▶ **Work required**
If a line in the data below contains "this", copy it.

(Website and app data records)
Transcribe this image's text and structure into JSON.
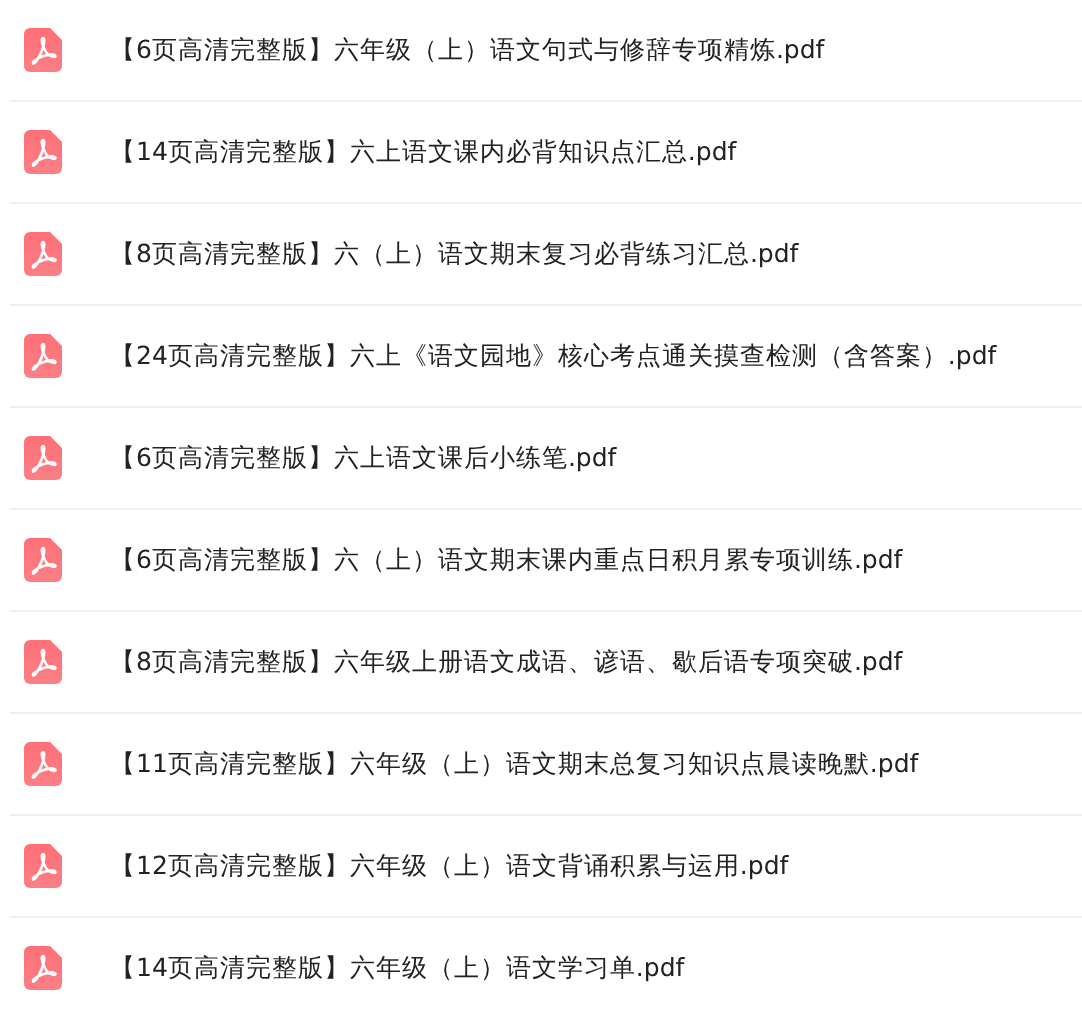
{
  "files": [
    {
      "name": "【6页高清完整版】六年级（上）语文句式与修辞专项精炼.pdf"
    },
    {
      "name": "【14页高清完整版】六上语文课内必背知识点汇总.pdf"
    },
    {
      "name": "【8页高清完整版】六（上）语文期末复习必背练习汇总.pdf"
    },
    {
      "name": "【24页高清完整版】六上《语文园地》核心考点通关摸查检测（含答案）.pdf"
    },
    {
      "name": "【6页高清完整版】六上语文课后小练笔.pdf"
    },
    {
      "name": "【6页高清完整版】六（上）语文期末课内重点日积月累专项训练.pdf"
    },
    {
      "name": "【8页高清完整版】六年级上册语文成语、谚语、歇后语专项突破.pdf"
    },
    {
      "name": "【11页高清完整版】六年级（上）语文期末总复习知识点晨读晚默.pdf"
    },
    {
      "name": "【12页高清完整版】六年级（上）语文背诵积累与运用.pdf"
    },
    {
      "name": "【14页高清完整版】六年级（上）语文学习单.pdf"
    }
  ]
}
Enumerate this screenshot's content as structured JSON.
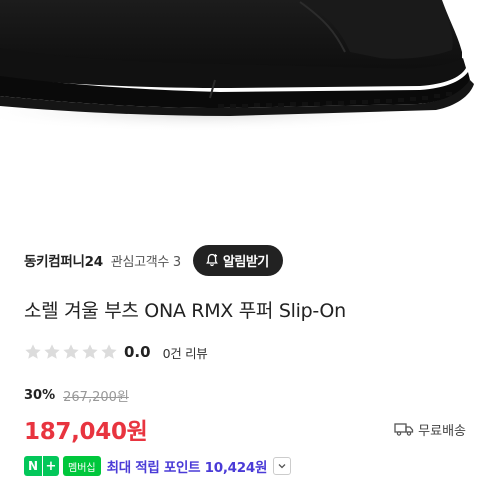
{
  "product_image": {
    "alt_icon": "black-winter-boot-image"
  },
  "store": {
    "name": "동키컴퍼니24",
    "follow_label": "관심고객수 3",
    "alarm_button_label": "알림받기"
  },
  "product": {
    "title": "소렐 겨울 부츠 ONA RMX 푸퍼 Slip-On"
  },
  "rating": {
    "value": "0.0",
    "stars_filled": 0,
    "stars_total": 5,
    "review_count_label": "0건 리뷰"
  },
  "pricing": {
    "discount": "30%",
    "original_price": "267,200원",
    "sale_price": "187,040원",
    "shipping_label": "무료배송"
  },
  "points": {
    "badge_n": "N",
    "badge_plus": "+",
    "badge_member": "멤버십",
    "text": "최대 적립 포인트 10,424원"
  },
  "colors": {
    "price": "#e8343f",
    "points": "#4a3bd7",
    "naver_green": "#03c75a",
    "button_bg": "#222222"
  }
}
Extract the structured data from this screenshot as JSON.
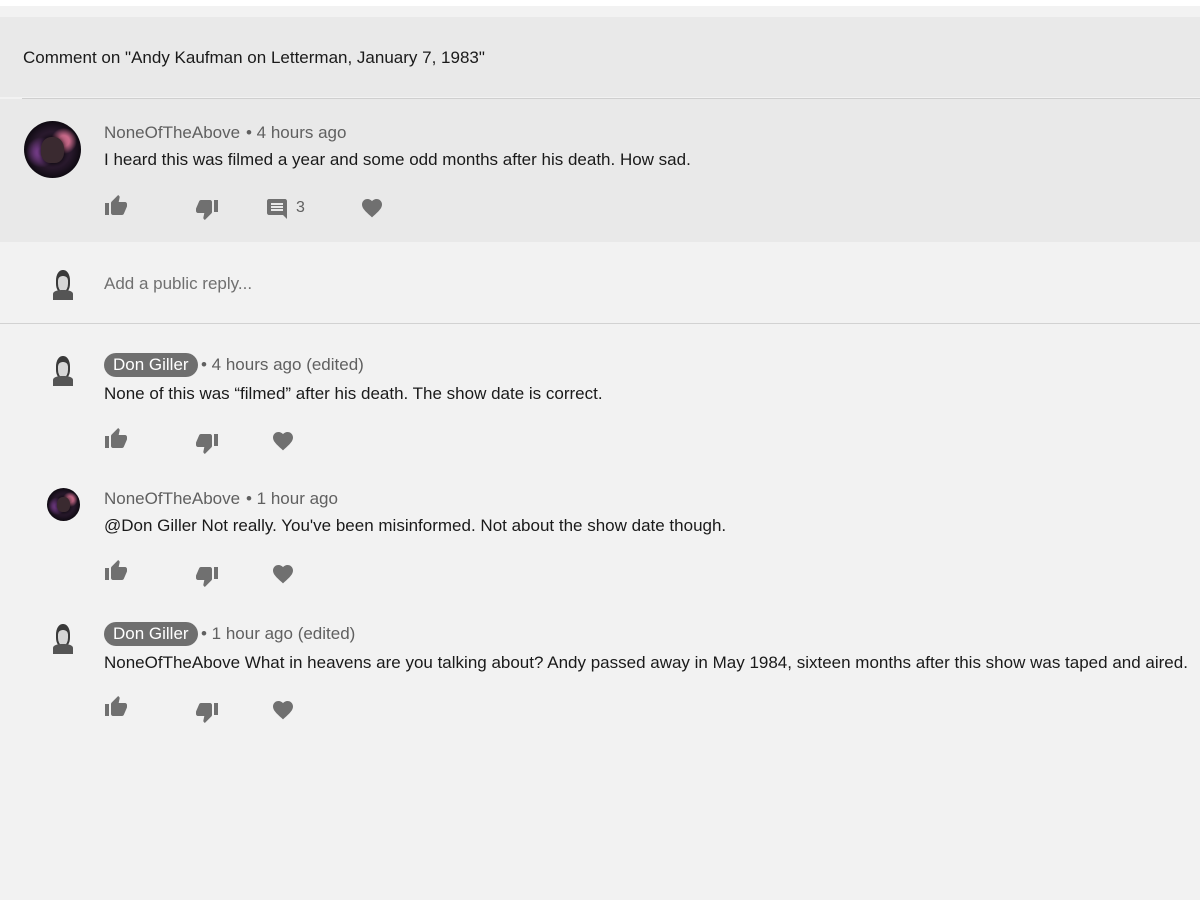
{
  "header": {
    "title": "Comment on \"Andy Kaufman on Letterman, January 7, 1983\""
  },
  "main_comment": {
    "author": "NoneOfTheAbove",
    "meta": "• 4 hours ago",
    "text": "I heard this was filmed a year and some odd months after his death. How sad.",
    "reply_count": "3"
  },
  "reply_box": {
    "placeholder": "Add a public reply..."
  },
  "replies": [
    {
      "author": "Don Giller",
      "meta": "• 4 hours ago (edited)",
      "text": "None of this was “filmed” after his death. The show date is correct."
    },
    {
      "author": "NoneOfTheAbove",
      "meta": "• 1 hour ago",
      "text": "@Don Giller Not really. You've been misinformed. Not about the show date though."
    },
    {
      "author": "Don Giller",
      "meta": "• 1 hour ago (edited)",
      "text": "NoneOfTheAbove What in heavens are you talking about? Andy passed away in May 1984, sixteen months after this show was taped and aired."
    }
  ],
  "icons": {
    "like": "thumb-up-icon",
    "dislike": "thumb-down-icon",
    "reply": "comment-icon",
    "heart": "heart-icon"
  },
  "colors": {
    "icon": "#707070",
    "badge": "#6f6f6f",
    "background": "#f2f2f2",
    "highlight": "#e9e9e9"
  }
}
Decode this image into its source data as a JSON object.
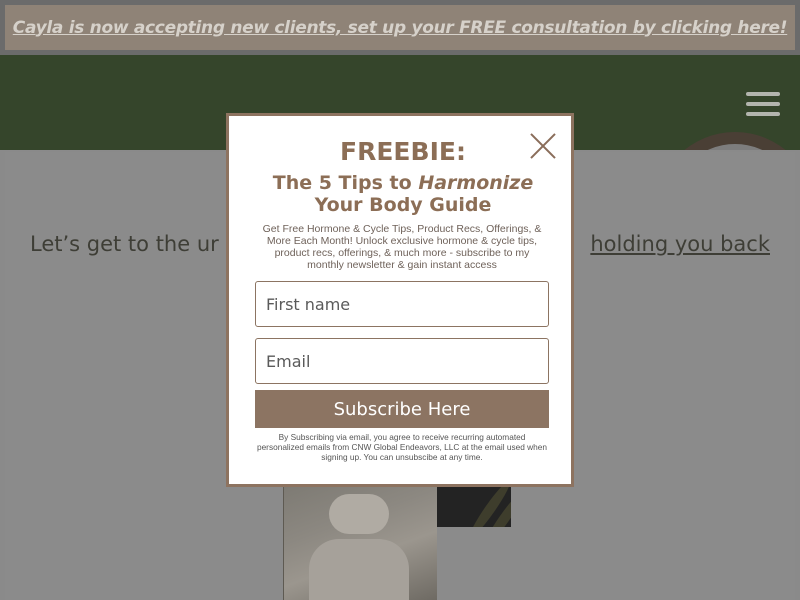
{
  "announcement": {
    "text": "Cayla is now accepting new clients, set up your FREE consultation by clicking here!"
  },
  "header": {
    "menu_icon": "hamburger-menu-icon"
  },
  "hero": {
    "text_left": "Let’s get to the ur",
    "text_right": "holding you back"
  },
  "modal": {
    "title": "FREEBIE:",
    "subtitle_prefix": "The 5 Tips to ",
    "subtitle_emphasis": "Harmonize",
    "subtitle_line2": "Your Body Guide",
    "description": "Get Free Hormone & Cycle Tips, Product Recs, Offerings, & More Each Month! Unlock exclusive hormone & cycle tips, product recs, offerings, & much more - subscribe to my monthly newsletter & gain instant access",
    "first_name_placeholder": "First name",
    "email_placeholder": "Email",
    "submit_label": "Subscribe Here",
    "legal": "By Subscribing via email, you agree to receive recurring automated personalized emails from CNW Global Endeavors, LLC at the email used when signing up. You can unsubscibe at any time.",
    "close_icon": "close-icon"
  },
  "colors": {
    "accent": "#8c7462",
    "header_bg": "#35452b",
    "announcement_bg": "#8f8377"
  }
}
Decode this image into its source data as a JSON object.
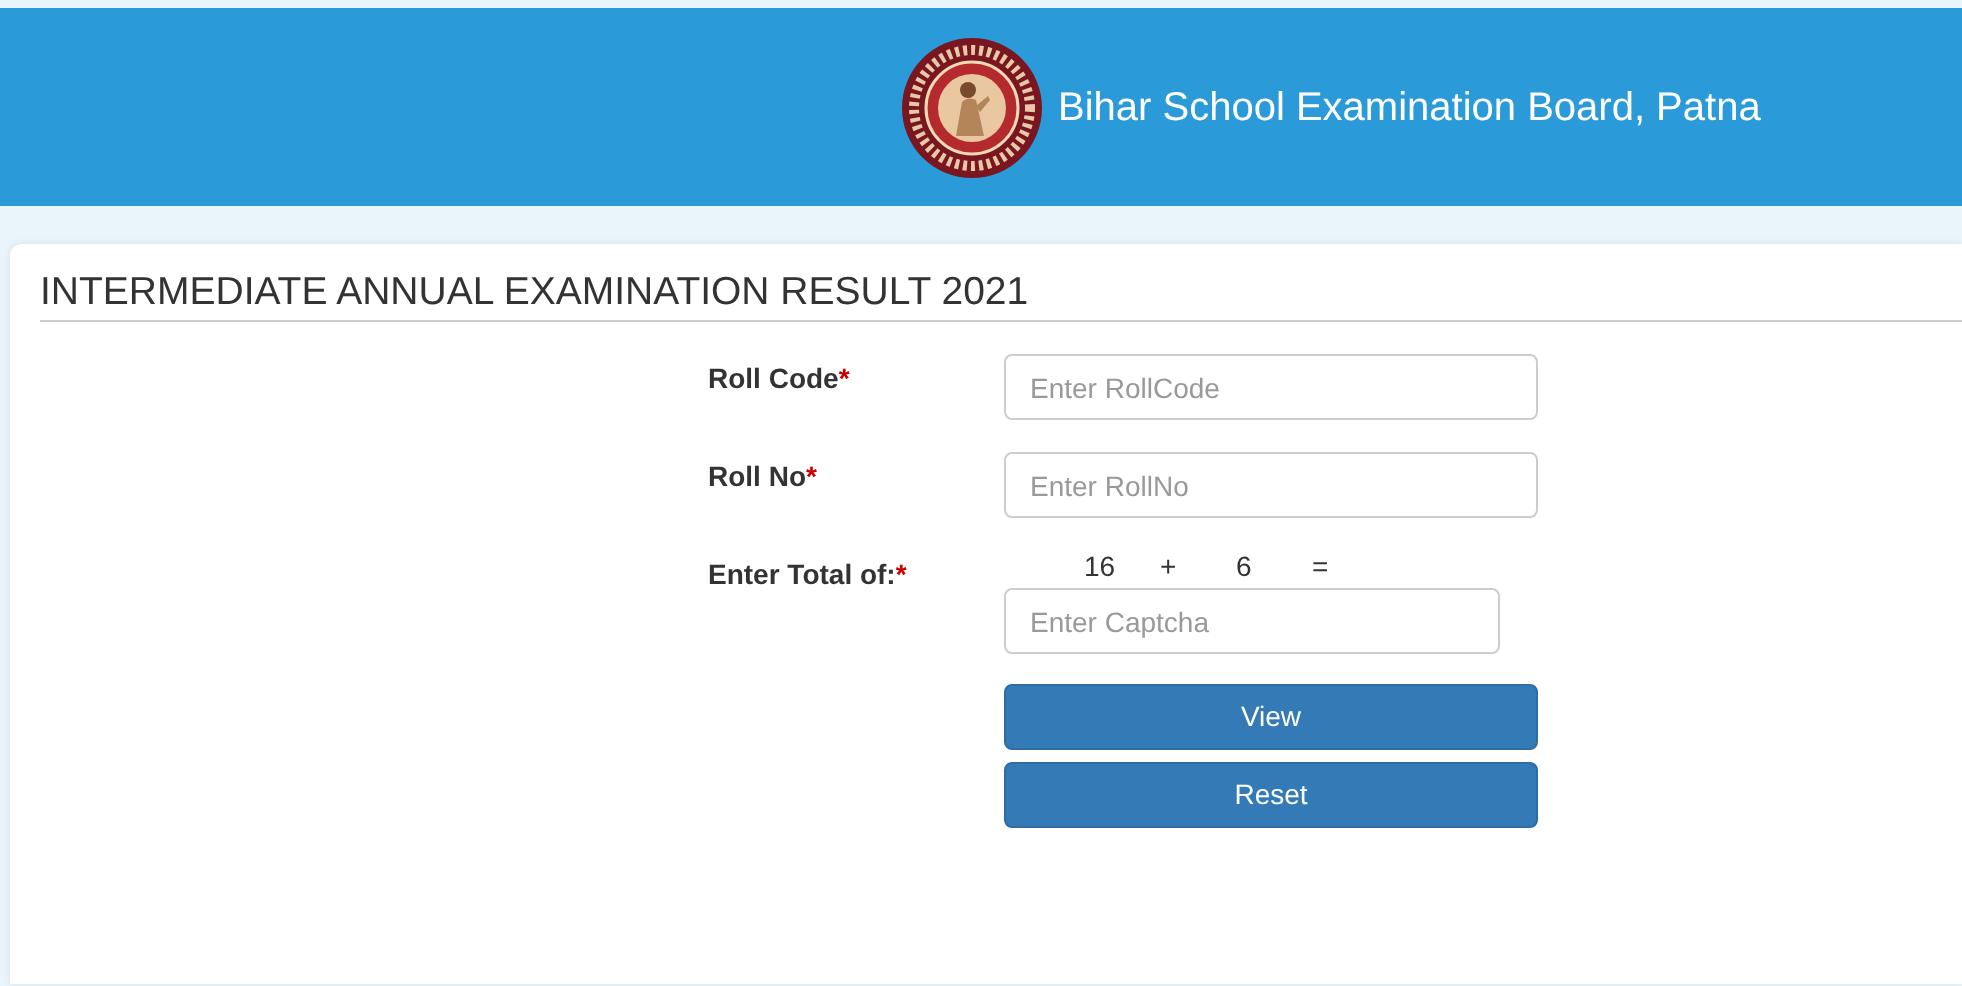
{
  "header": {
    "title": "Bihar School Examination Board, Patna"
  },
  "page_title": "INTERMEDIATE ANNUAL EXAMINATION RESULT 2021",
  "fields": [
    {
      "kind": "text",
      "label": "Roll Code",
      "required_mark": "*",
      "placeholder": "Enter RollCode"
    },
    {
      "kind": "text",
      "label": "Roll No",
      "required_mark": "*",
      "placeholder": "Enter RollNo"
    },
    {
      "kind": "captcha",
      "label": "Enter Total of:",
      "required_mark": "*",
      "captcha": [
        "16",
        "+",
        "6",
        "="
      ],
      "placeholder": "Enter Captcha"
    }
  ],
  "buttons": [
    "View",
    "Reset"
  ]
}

▶ **Task solution**
Transcribe this image's text and structure into JSON.
Enumerate this screenshot's content as structured JSON.
Extract the structured data from this screenshot as JSON.
    "text": "I heard this was filmed a year and some odd months after his death. How sad.",
      "text": "None of this was “filmed” after his death. The show date is correct."
      "text": "NoneOfTheAbove What in heavens are you talking about? Andy passed away in May 1984, sixteen months after this show was taped and aired."
Decode this image into its source data as a JSON object.
Decode this image into its source data as a JSON object.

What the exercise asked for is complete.